## [Try it]
Except for the images, repeat the entries below word for word.

______________________________

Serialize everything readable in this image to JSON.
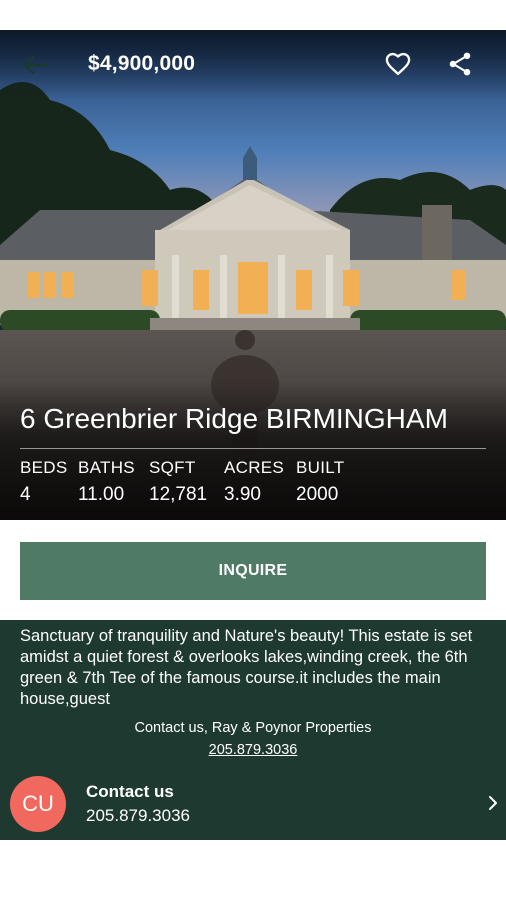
{
  "header": {
    "price": "$4,900,000",
    "back_icon": "back-arrow-icon",
    "favorite_icon": "heart-icon",
    "share_icon": "share-icon"
  },
  "listing": {
    "address": "6 Greenbrier Ridge BIRMINGHAM",
    "stats": [
      {
        "label": "BEDS",
        "value": "4"
      },
      {
        "label": "BATHS",
        "value": "11.00"
      },
      {
        "label": "SQFT",
        "value": "12,781"
      },
      {
        "label": "ACRES",
        "value": "3.90"
      },
      {
        "label": "BUILT",
        "value": "2000"
      }
    ]
  },
  "actions": {
    "inquire_label": "INQUIRE"
  },
  "description": {
    "text": "Sanctuary of tranquility and Nature's beauty! This estate is set amidst a quiet forest & overlooks lakes,winding creek, the 6th green & 7th Tee of the famous course.it includes the main house,guest",
    "contact_line": "Contact us, Ray & Poynor Properties",
    "contact_phone": "205.879.3036"
  },
  "agent": {
    "initials": "CU",
    "title": "Contact us",
    "phone": "205.879.3036"
  },
  "colors": {
    "inquire_bg": "#4f7a66",
    "description_bg": "#1e3a30",
    "avatar_bg": "#f1695e"
  }
}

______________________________

## [Answer to this problem]
Serialize everything readable in this image to JSON.
{
  "header": {
    "price": "$4,900,000",
    "back_icon": "back-arrow-icon",
    "favorite_icon": "heart-icon",
    "share_icon": "share-icon"
  },
  "listing": {
    "address": "6 Greenbrier Ridge BIRMINGHAM",
    "stats": [
      {
        "label": "BEDS",
        "value": "4"
      },
      {
        "label": "BATHS",
        "value": "11.00"
      },
      {
        "label": "SQFT",
        "value": "12,781"
      },
      {
        "label": "ACRES",
        "value": "3.90"
      },
      {
        "label": "BUILT",
        "value": "2000"
      }
    ]
  },
  "actions": {
    "inquire_label": "INQUIRE"
  },
  "description": {
    "text": "Sanctuary of tranquility and Nature's beauty! This estate is set amidst a quiet forest & overlooks lakes,winding creek, the 6th green & 7th Tee of the famous course.it includes the main house,guest",
    "contact_line": "Contact us, Ray & Poynor Properties",
    "contact_phone": "205.879.3036"
  },
  "agent": {
    "initials": "CU",
    "title": "Contact us",
    "phone": "205.879.3036"
  },
  "colors": {
    "inquire_bg": "#4f7a66",
    "description_bg": "#1e3a30",
    "avatar_bg": "#f1695e"
  }
}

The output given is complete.